For example, they wrote down this “to-do” list gleaned from a late-night drunk who swears he heard Bigfoot recite the list in a grove of redwood trees “somewhere on the headlands.”
Bigfoot speaks in a strange language of “otherworldly screeches and howls” combined with “wood-knocking and odd vocalizations including grunts, whoops, howls, whistles, and rapid-fire utterances”. This accurately describes probably fifty percent of the patrons of the Sea Gull in those bygone days.

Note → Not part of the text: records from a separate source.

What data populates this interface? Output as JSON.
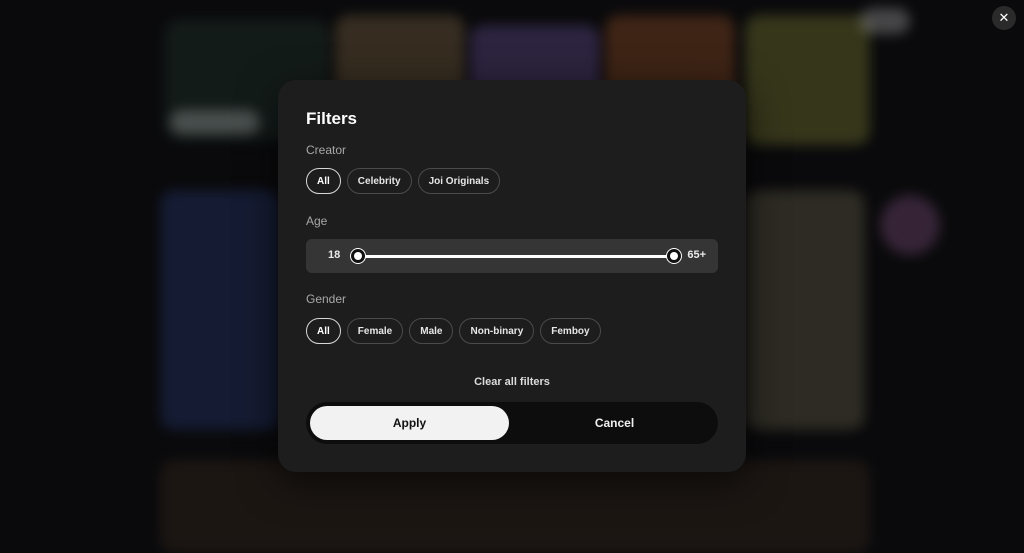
{
  "close_icon_glyph": "✕",
  "filters": {
    "title": "Filters",
    "creator": {
      "label": "Creator",
      "options": [
        "All",
        "Celebrity",
        "Joi Originals"
      ],
      "selected": "All"
    },
    "age": {
      "label": "Age",
      "min_label": "18",
      "max_label": "65+",
      "range": [
        18,
        65
      ],
      "selected_min": 18,
      "selected_max": 65
    },
    "gender": {
      "label": "Gender",
      "options": [
        "All",
        "Female",
        "Male",
        "Non-binary",
        "Femboy"
      ],
      "selected": "All"
    },
    "clear_label": "Clear all filters",
    "apply_label": "Apply",
    "cancel_label": "Cancel"
  },
  "colors": {
    "modal_bg": "#1d1d1d",
    "apply_bg": "#f2f2f2",
    "cancel_bg": "#0d0d0d"
  }
}
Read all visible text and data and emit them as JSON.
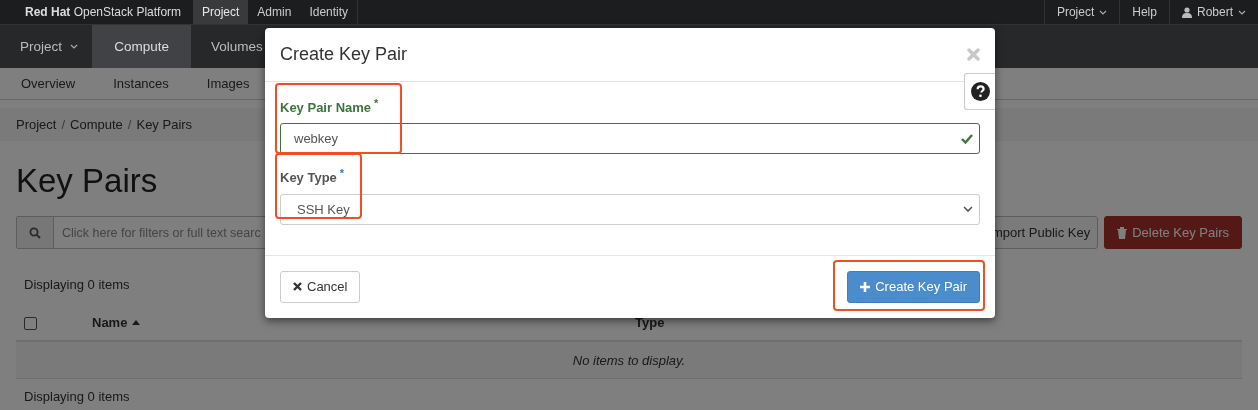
{
  "top_bar": {
    "brand": {
      "maker": "Red Hat",
      "product": "OpenStack Platform"
    },
    "tabs": [
      {
        "label": "Project",
        "selected": true
      },
      {
        "label": "Admin",
        "selected": false
      },
      {
        "label": "Identity",
        "selected": false
      }
    ],
    "right_menu": [
      {
        "label": "Project",
        "kind": "dropdown"
      },
      {
        "label": "Help",
        "kind": "link"
      },
      {
        "label": "Robert",
        "kind": "user"
      }
    ]
  },
  "main_nav": [
    {
      "label": "Project",
      "kind": "dropdown",
      "selected": false
    },
    {
      "label": "Compute",
      "kind": "link",
      "selected": true
    },
    {
      "label": "Volumes",
      "kind": "link",
      "selected": false
    }
  ],
  "sub_nav": [
    "Overview",
    "Instances",
    "Images"
  ],
  "breadcrumb": [
    {
      "kind": "link",
      "label": "Project"
    },
    {
      "kind": "separator",
      "label": "/"
    },
    {
      "kind": "link",
      "label": "Compute"
    },
    {
      "kind": "separator",
      "label": "/"
    },
    {
      "kind": "current",
      "label": "Key Pairs"
    }
  ],
  "page_title": "Key Pairs",
  "search": {
    "placeholder": "Click here for filters or full text searc"
  },
  "actions": [
    {
      "label": "mport Public Key",
      "kind": "default",
      "disabled": false
    },
    {
      "label": "Delete Key Pairs",
      "kind": "danger",
      "disabled": true
    }
  ],
  "table": {
    "count_top": "Displaying 0 items",
    "select_all": {
      "checked": false
    },
    "columns": [
      {
        "label": "Name",
        "sorted": true
      },
      {
        "label": "Type",
        "sorted": false
      }
    ],
    "empty_message": "No items to display.",
    "count_bottom": "Displaying 0 items"
  },
  "dialog": {
    "title": "Create Key Pair",
    "fields": [
      {
        "label": "Key Pair Name",
        "required_mark": "*",
        "kind": "text",
        "value": "webkey",
        "valid": true,
        "highlighted": true
      },
      {
        "label": "Key Type",
        "required_mark": "*",
        "kind": "select",
        "value": "SSH Key",
        "valid": false,
        "highlighted": true
      }
    ],
    "buttons": [
      {
        "label": "Cancel",
        "kind": "cancel"
      },
      {
        "label": "Create Key Pair",
        "kind": "primary",
        "highlighted": true
      }
    ]
  }
}
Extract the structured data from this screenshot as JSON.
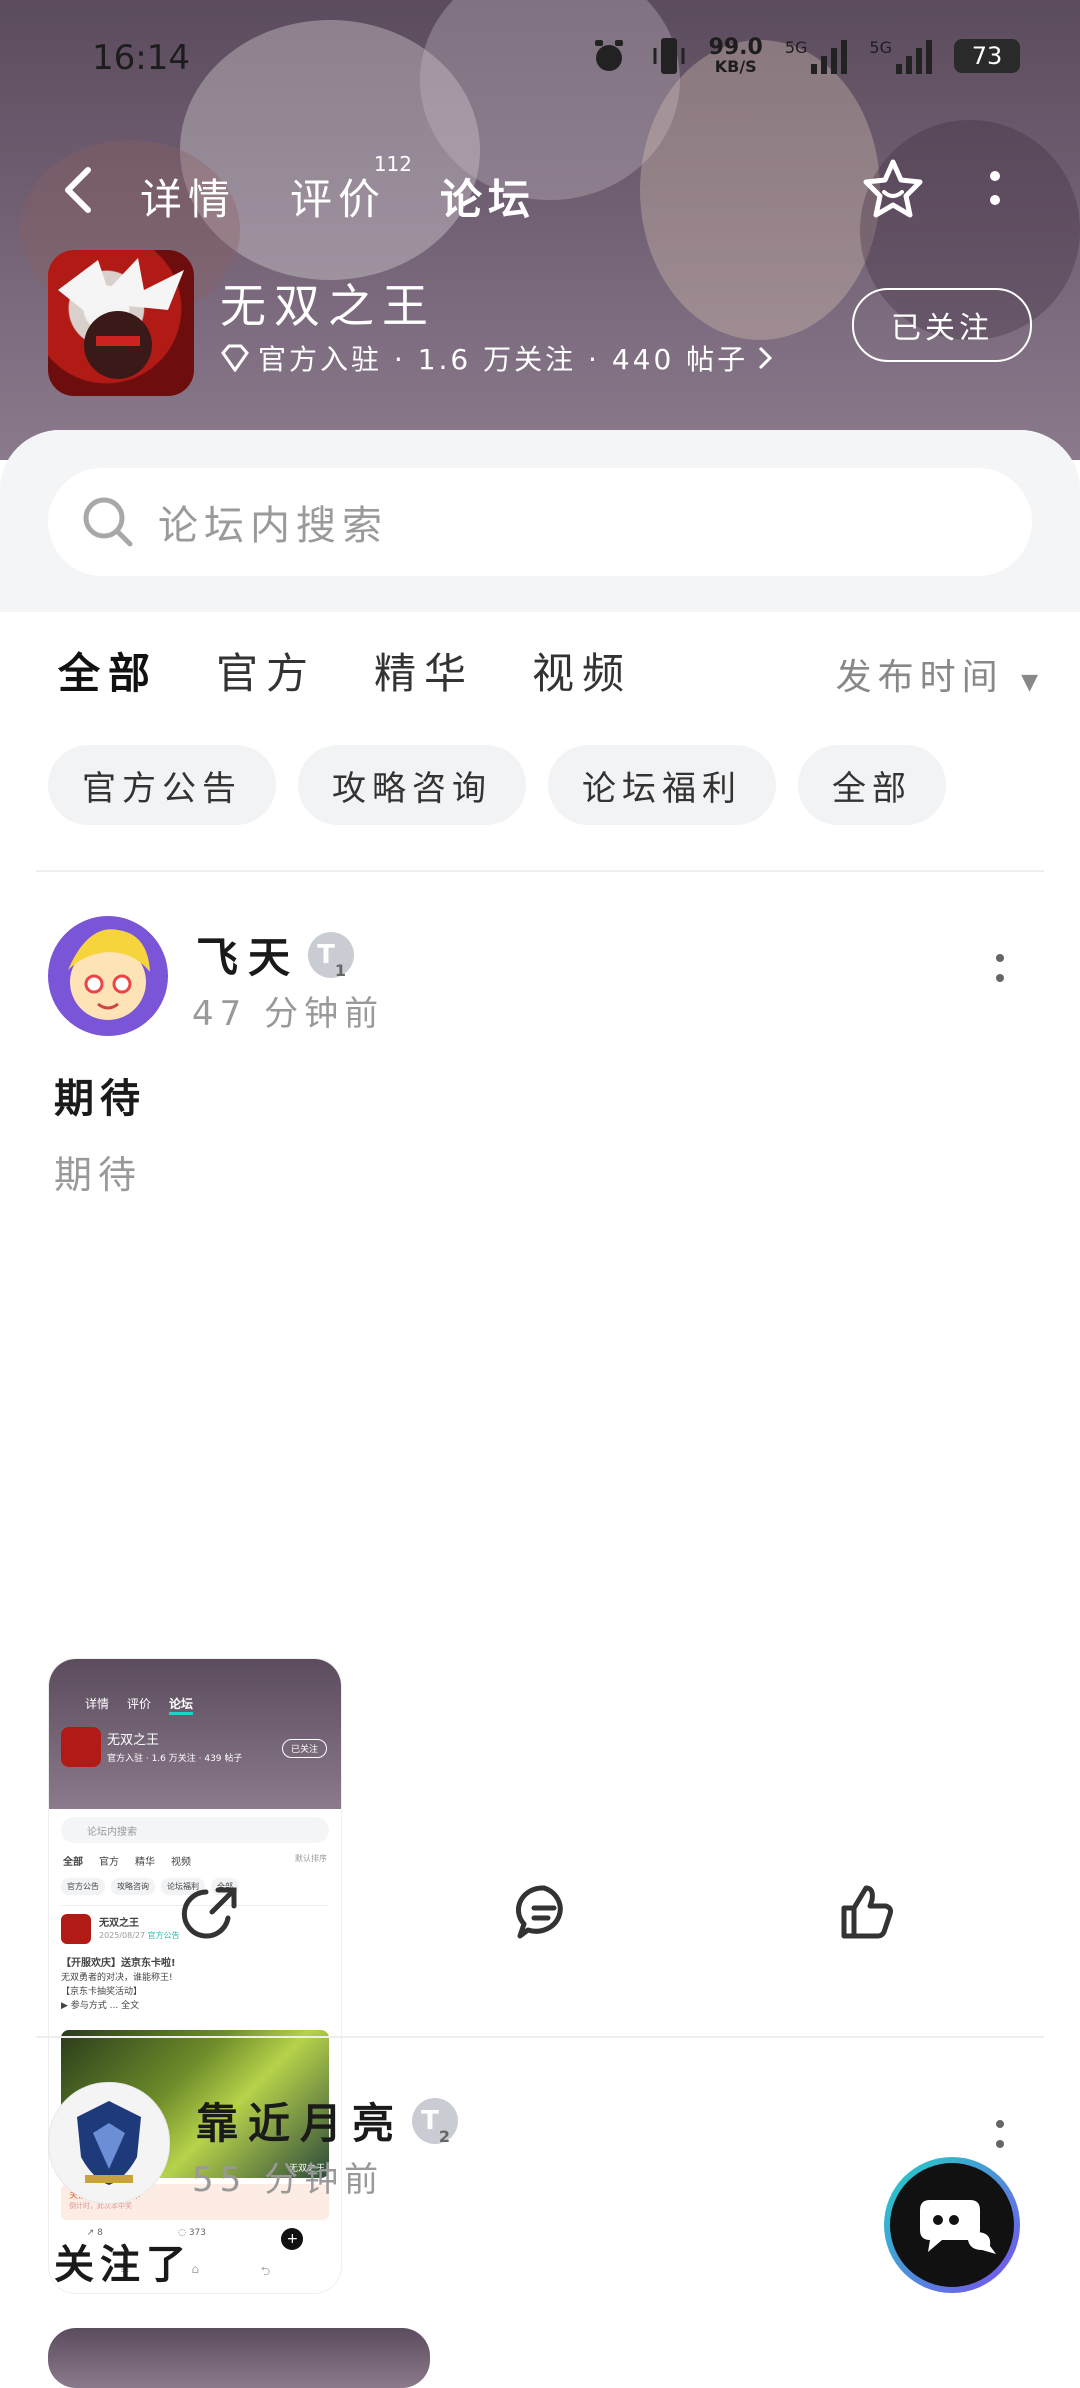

To my knowledge, none of the Napkin Artists ever heard Bigfoot speak themselves nor did they ever see him. They set up a camera once but all they managed to capture was some creature that looked like a drunk skunk impersonating Bigfoot.
Some of the most intriguing evidence for Bigfoot collected by the Napkin Artists consists of a series of blood samples received Federal Express from Wanda Tinasky. Meticulous copies were made on bar napkins while the originals were sent off for DNA testing. I’m told by reliable sources the FBI has coordinated with Ancestry.com to search for any human offspring of the forest marauder. If Santa brings you a DNA kit for Christmas, you may have a surprise in store.
A number of mysterious napkins appeared anonymously over a several month period that many think bear directly on the Bigfoot controversy. To date no one has been able to decipher the code. The originals were mailed to Stephen Hawking but no response was forthcoming.
Bigfoot is known as Sasquatch among the locals because of his affinity for back scratching. “You scratch my back and I’ll scratch yours” is a saying attributed to the Bigfoot species that entered the American idiom when the wall between Mexico and the U.S. was more porous than it is now, the original expression being: “Hoy por ti, mañana por mi.”
On a frigid winter morning in the Sierras one of our Napkin Artists, a nature freak, captured a rare napkin rendition of a Bigfoot covered with snow. Some time later, one of our more Bohemian artist friends was surprised by a Bigfoot lookalike hiding behind a tree along Fisherman’s Wharf in San Francisco.
None of this evidence that Bigfoot exists will be convincing to a dedicated skeptic. “Extraordinary claims require extraordinary evidence,” said Carl Sagan. That may be true but a skeptic is not the same as a cynic. Extraordinary claims are sometimes made with good intentions. Think of President Kennedy’s moon speech. That’s not to say extraordinary claims aren’t sometimes made with bad intentions. We certainly see enough of that today.
So, where does that leave us? Bigfoot, God, Santa Claus? You know, on Christmas Day I’m not going to fight. I have my beliefs or lack thereof and you have yours. Today I’m going to stick with Epicurus as paraphrased by Jennifer Michael Hecht:
Epicurus says, ‘You know, if it feels good to pray, you might as well.’ Now, that’s an amazing statement for someone who says that there’s no one listening.
Of course, there’s a whole lot of caveats I’d put on that. But, not today. Peace out.